Read the records below. Copy each line where the string "icon" occurs.

____ RECORDS PROVIDED

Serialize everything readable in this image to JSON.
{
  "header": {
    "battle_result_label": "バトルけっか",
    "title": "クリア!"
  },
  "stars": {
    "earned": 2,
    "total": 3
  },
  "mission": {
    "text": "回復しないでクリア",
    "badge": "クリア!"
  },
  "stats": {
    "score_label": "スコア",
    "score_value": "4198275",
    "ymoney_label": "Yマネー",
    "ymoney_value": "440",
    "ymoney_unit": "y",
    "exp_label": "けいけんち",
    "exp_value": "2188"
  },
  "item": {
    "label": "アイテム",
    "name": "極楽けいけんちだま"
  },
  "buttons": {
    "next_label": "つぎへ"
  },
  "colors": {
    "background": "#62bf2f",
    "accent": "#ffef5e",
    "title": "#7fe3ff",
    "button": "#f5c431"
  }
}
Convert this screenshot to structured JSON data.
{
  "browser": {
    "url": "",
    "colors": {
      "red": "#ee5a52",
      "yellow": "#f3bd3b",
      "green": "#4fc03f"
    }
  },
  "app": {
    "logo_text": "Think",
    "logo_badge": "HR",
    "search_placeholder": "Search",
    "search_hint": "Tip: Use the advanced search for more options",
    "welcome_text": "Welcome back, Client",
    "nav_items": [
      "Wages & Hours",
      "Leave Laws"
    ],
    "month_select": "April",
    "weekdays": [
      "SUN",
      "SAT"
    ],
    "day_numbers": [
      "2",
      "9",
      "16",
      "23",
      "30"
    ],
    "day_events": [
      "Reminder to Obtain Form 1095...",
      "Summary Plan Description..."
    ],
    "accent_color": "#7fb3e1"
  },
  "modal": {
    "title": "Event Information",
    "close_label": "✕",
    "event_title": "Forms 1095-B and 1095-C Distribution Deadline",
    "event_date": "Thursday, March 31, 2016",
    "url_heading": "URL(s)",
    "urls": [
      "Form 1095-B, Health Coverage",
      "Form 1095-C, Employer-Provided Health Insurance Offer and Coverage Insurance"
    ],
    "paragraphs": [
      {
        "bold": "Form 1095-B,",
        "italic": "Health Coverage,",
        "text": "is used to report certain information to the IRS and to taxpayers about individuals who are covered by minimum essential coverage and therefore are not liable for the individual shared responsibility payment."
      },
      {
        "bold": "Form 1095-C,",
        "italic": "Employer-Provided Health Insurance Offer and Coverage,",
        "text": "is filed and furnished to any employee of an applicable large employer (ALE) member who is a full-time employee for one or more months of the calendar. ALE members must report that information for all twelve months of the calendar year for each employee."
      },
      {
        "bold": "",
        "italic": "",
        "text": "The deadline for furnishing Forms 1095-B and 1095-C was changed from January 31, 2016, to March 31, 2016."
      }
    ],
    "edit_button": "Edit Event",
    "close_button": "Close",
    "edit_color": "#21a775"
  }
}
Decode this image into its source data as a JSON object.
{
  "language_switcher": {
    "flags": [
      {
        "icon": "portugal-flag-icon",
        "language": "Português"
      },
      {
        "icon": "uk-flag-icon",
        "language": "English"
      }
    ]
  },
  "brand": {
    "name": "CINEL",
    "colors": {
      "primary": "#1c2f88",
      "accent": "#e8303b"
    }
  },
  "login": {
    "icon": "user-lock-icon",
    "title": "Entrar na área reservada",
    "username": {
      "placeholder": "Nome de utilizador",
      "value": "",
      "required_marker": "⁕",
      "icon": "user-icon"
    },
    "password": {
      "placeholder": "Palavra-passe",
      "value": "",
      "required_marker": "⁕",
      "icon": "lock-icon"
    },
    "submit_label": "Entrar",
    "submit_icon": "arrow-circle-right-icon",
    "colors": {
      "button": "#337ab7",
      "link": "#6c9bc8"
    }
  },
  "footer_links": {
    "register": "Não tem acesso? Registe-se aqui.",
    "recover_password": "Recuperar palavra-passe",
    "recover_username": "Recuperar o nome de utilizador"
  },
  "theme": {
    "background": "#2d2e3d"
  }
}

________

→ **WRITTEN RESPONSE**:
        "icon": "portugal-flag-icon",
        "icon": "uk-flag-icon",
    "icon": "user-lock-icon",
      "icon": "user-icon"
      "icon": "lock-icon"
    "submit_icon": "arrow-circle-right-icon",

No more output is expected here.